- EXERCISE BRIEF -
All of the entries below are to be copied without any alteration.

- ENTRIES SHOWN -
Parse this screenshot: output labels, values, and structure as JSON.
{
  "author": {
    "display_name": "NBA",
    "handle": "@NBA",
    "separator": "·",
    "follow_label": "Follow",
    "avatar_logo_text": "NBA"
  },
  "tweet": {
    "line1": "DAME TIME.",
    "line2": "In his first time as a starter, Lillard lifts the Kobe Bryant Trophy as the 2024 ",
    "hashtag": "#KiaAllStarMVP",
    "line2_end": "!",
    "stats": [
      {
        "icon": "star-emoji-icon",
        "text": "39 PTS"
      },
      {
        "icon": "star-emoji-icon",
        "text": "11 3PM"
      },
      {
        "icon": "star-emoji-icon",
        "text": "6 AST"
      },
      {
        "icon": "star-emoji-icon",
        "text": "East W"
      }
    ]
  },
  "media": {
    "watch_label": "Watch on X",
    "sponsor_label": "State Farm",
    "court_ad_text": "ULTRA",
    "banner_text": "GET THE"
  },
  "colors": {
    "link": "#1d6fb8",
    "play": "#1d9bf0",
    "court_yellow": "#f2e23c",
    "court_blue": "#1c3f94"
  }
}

- TASK RESPONSE -
Parse this screenshot: output labels, values, and structure as JSON.
{
  "author": {
    "display_name": "NBA",
    "handle": "@NBA",
    "separator": "·",
    "follow_label": "Follow",
    "avatar_logo_text": "NBA"
  },
  "tweet": {
    "line1": "DAME TIME.",
    "line2": "In his first time as a starter, Lillard lifts the Kobe Bryant Trophy as the 2024 ",
    "hashtag": "#KiaAllStarMVP",
    "line2_end": "!",
    "stats": [
      {
        "icon": "star-emoji-icon",
        "text": "39 PTS"
      },
      {
        "icon": "star-emoji-icon",
        "text": "11 3PM"
      },
      {
        "icon": "star-emoji-icon",
        "text": "6 AST"
      },
      {
        "icon": "star-emoji-icon",
        "text": "East W"
      }
    ]
  },
  "media": {
    "watch_label": "Watch on X",
    "sponsor_label": "State Farm",
    "court_ad_text": "ULTRA",
    "banner_text": "GET THE"
  },
  "colors": {
    "link": "#1d6fb8",
    "play": "#1d9bf0",
    "court_yellow": "#f2e23c",
    "court_blue": "#1c3f94"
  }
}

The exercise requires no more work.